■ Provided information:

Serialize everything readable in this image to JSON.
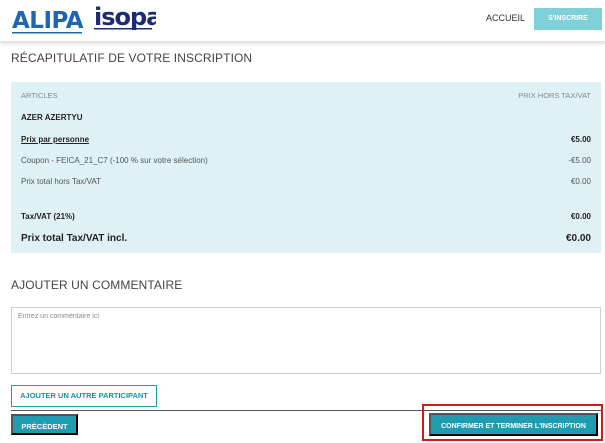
{
  "header": {
    "logo_alipa": "ALIPA",
    "logo_isopa": "isopa",
    "nav_home": "ACCUEIL",
    "register_button": "S'INSCRIRE"
  },
  "summary": {
    "title": "RÉCAPITULATIF DE VOTRE INSCRIPTION",
    "col_articles": "ARTICLES",
    "col_price": "PRIX HORS TAX/VAT",
    "participant_name": "AZER AZERTYU",
    "rows": [
      {
        "label": "Prix par personne",
        "value": "€5.00"
      },
      {
        "label": "Coupon - FEICA_21_C7 (-100 % sur votre sélection)",
        "value": "-€5.00"
      },
      {
        "label": "Prix total hors Tax/VAT",
        "value": "€0.00"
      },
      {
        "label": "Tax/VAT (21%)",
        "value": "€0.00"
      },
      {
        "label": "Prix total Tax/VAT incl.",
        "value": "€0.00"
      }
    ]
  },
  "comment": {
    "title": "AJOUTER UN COMMENTAIRE",
    "placeholder": "Entrez un commentaire ici"
  },
  "actions": {
    "add_participant": "AJOUTER UN AUTRE PARTICIPANT",
    "previous": "PRÉCÉDENT",
    "confirm": "CONFIRMER ET TERMINER L'INSCRIPTION"
  },
  "colors": {
    "accent": "#1e9db0",
    "summary_bg": "#dff1f4",
    "highlight": "#d11a1a"
  }
}
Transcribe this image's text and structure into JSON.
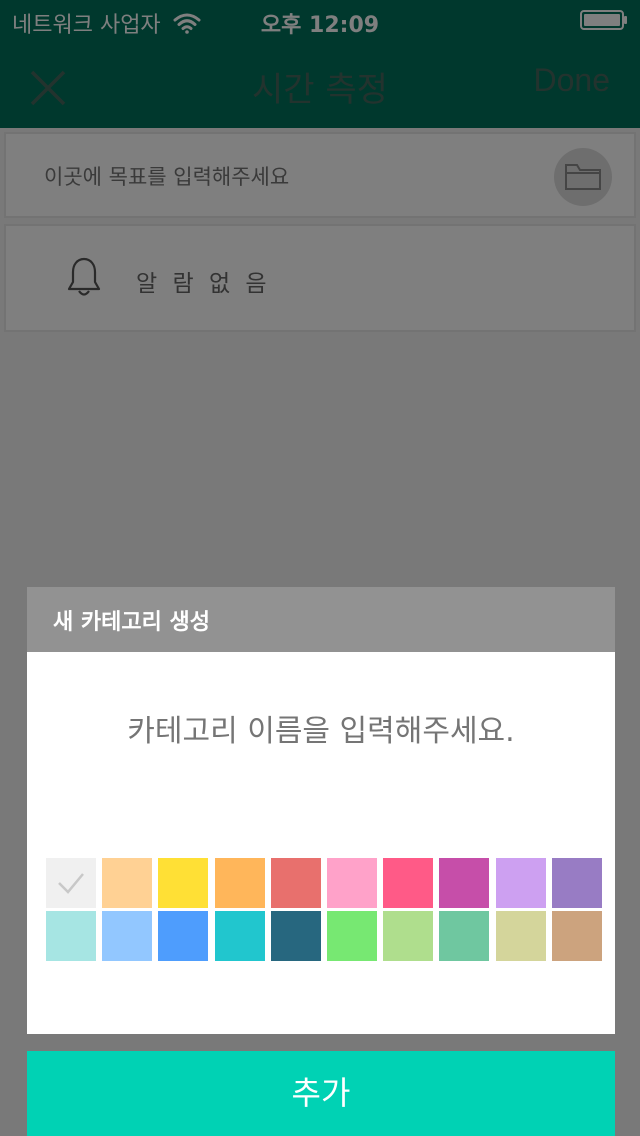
{
  "status_bar": {
    "carrier": "네트워크 사업자",
    "time": "오후 12:09",
    "icons": [
      "wifi-icon",
      "battery-icon"
    ]
  },
  "nav": {
    "title": "시간 측정",
    "done_label": "Done",
    "close_icon": "close-icon"
  },
  "goal": {
    "placeholder": "이곳에 목표를 입력해주세요",
    "folder_icon": "folder-icon"
  },
  "alarm": {
    "label": "알 람 없 음",
    "icon": "bell-icon"
  },
  "dialog": {
    "title": "새 카테고리 생성",
    "input_placeholder": "카테고리 이름을 입력해주세요.",
    "selected_color_index": 0,
    "colors": [
      "#f0f0f0",
      "#ffd194",
      "#ffe035",
      "#ffb65a",
      "#e8706d",
      "#ffa2c9",
      "#ff5a87",
      "#c64ea9",
      "#cda0f1",
      "#987cc4",
      "#a6e5e3",
      "#92c7ff",
      "#4e9dfd",
      "#21c6ce",
      "#27677f",
      "#77e872",
      "#afde8d",
      "#6fc7a0",
      "#d4d59b",
      "#cca37e"
    ]
  },
  "add_button": {
    "label": "추가"
  },
  "theme": {
    "primary": "#00705a",
    "accent": "#00d2b4"
  }
}
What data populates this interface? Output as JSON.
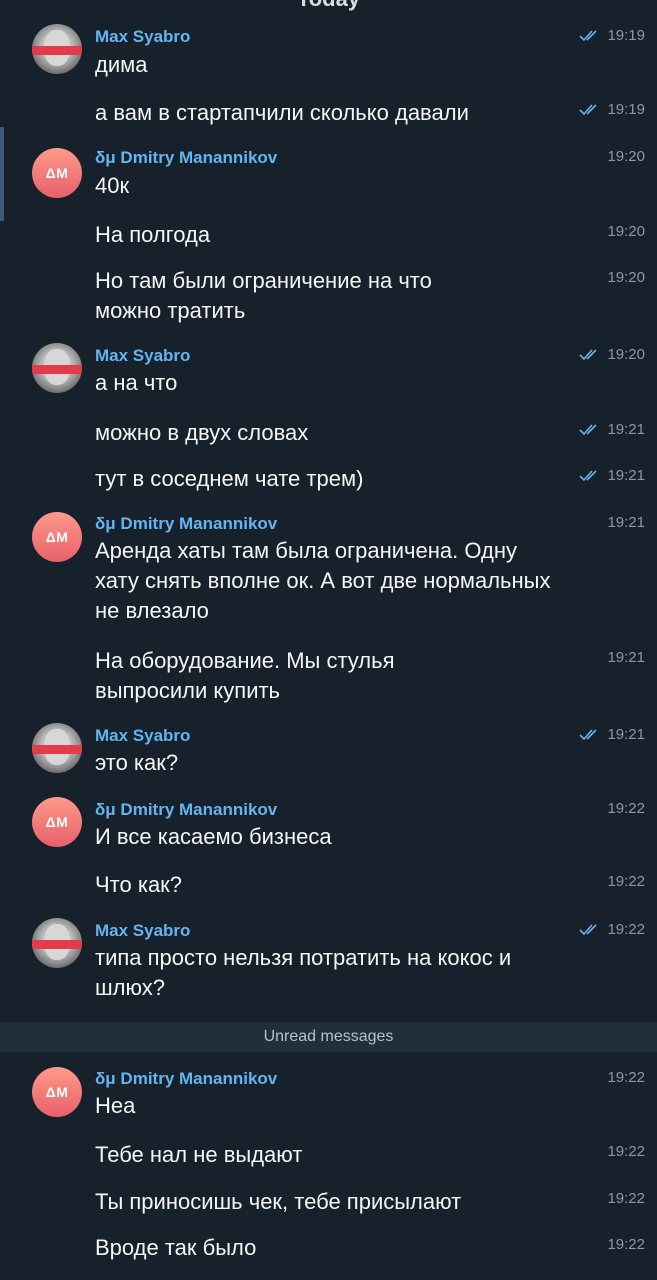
{
  "date_header": "Today",
  "unread_label": "Unread messages",
  "senders": {
    "max": "Max Syabro",
    "dmitry": "δμ Dmitry Manannikov",
    "dmitry_initials": "ΔM"
  },
  "messages": [
    {
      "text": "дима",
      "time": "19:19"
    },
    {
      "text": "а вам в стартапчили сколько давали",
      "time": "19:19"
    },
    {
      "text": "40к",
      "time": "19:20"
    },
    {
      "text": "На полгода",
      "time": "19:20"
    },
    {
      "text": "Но там были ограничение на что можно тратить",
      "time": "19:20"
    },
    {
      "text": "а на что",
      "time": "19:20"
    },
    {
      "text": "можно в двух словах",
      "time": "19:21"
    },
    {
      "text": "тут в соседнем чате трем)",
      "time": "19:21"
    },
    {
      "text": "Аренда хаты там была ограничена. Одну хату снять вполне ок. А вот две нормальных не влезало",
      "time": "19:21"
    },
    {
      "text": "На оборудование. Мы стулья выпросили купить",
      "time": "19:21"
    },
    {
      "text": "это как?",
      "time": "19:21"
    },
    {
      "text": "И все касаемо бизнеса",
      "time": "19:22"
    },
    {
      "text": "Что как?",
      "time": "19:22"
    },
    {
      "text": "типа просто нельзя потратить на кокос и шлюх?",
      "time": "19:22"
    },
    {
      "text": "Неа",
      "time": "19:22"
    },
    {
      "text": "Тебе нал не выдают",
      "time": "19:22"
    },
    {
      "text": "Ты приносишь чек, тебе присылают",
      "time": "19:22"
    },
    {
      "text": "Вроде так было",
      "time": "19:22"
    }
  ],
  "colors": {
    "background": "#17212b",
    "sender_name": "#64b5ef",
    "read_check": "#64b5ef",
    "timestamp": "#8b98a5",
    "unread_bar": "#232e3c"
  },
  "icons": {
    "read_receipt": "double-check-icon"
  }
}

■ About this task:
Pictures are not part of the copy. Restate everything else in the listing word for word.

■ Solution for this exercise:
Serialize everything readable in this image to JSON.
{
  "header": {
    "logo_alipa": "ALIPA",
    "logo_isopa": "isopa",
    "nav_home": "ACCUEIL",
    "register_button": "S'INSCRIRE"
  },
  "summary": {
    "title": "RÉCAPITULATIF DE VOTRE INSCRIPTION",
    "col_articles": "ARTICLES",
    "col_price": "PRIX HORS TAX/VAT",
    "participant_name": "AZER AZERTYU",
    "rows": [
      {
        "label": "Prix par personne",
        "value": "€5.00"
      },
      {
        "label": "Coupon - FEICA_21_C7 (-100 % sur votre sélection)",
        "value": "-€5.00"
      },
      {
        "label": "Prix total hors Tax/VAT",
        "value": "€0.00"
      },
      {
        "label": "Tax/VAT (21%)",
        "value": "€0.00"
      },
      {
        "label": "Prix total Tax/VAT incl.",
        "value": "€0.00"
      }
    ]
  },
  "comment": {
    "title": "AJOUTER UN COMMENTAIRE",
    "placeholder": "Entrez un commentaire ici"
  },
  "actions": {
    "add_participant": "AJOUTER UN AUTRE PARTICIPANT",
    "previous": "PRÉCÉDENT",
    "confirm": "CONFIRMER ET TERMINER L'INSCRIPTION"
  },
  "colors": {
    "accent": "#1e9db0",
    "summary_bg": "#dff1f4",
    "highlight": "#d11a1a"
  }
}
Transcribe this image's text and structure into JSON.
{
  "status_bar": {
    "carrier": "네트워크 사업자",
    "time": "오후 12:09",
    "icons": [
      "wifi-icon",
      "battery-icon"
    ]
  },
  "nav": {
    "title": "시간 측정",
    "done_label": "Done",
    "close_icon": "close-icon"
  },
  "goal": {
    "placeholder": "이곳에 목표를 입력해주세요",
    "folder_icon": "folder-icon"
  },
  "alarm": {
    "label": "알 람 없 음",
    "icon": "bell-icon"
  },
  "dialog": {
    "title": "새 카테고리 생성",
    "input_placeholder": "카테고리 이름을 입력해주세요.",
    "selected_color_index": 0,
    "colors": [
      "#f0f0f0",
      "#ffd194",
      "#ffe035",
      "#ffb65a",
      "#e8706d",
      "#ffa2c9",
      "#ff5a87",
      "#c64ea9",
      "#cda0f1",
      "#987cc4",
      "#a6e5e3",
      "#92c7ff",
      "#4e9dfd",
      "#21c6ce",
      "#27677f",
      "#77e872",
      "#afde8d",
      "#6fc7a0",
      "#d4d59b",
      "#cca37e"
    ]
  },
  "add_button": {
    "label": "추가"
  },
  "theme": {
    "primary": "#00705a",
    "accent": "#00d2b4"
  }
}
What data populates this interface? Output as JSON.
{
  "date_header": "Today",
  "unread_label": "Unread messages",
  "senders": {
    "max": "Max Syabro",
    "dmitry": "δμ Dmitry Manannikov",
    "dmitry_initials": "ΔM"
  },
  "messages": [
    {
      "text": "дима",
      "time": "19:19"
    },
    {
      "text": "а вам в стартапчили сколько давали",
      "time": "19:19"
    },
    {
      "text": "40к",
      "time": "19:20"
    },
    {
      "text": "На полгода",
      "time": "19:20"
    },
    {
      "text": "Но там были ограничение на что можно тратить",
      "time": "19:20"
    },
    {
      "text": "а на что",
      "time": "19:20"
    },
    {
      "text": "можно в двух словах",
      "time": "19:21"
    },
    {
      "text": "тут в соседнем чате трем)",
      "time": "19:21"
    },
    {
      "text": "Аренда хаты там была ограничена. Одну хату снять вполне ок. А вот две нормальных не влезало",
      "time": "19:21"
    },
    {
      "text": "На оборудование. Мы стулья выпросили купить",
      "time": "19:21"
    },
    {
      "text": "это как?",
      "time": "19:21"
    },
    {
      "text": "И все касаемо бизнеса",
      "time": "19:22"
    },
    {
      "text": "Что как?",
      "time": "19:22"
    },
    {
      "text": "типа просто нельзя потратить на кокос и шлюх?",
      "time": "19:22"
    },
    {
      "text": "Неа",
      "time": "19:22"
    },
    {
      "text": "Тебе нал не выдают",
      "time": "19:22"
    },
    {
      "text": "Ты приносишь чек, тебе присылают",
      "time": "19:22"
    },
    {
      "text": "Вроде так было",
      "time": "19:22"
    }
  ],
  "colors": {
    "background": "#17212b",
    "sender_name": "#64b5ef",
    "read_check": "#64b5ef",
    "timestamp": "#8b98a5",
    "unread_bar": "#232e3c"
  },
  "icons": {
    "read_receipt": "double-check-icon"
  }
}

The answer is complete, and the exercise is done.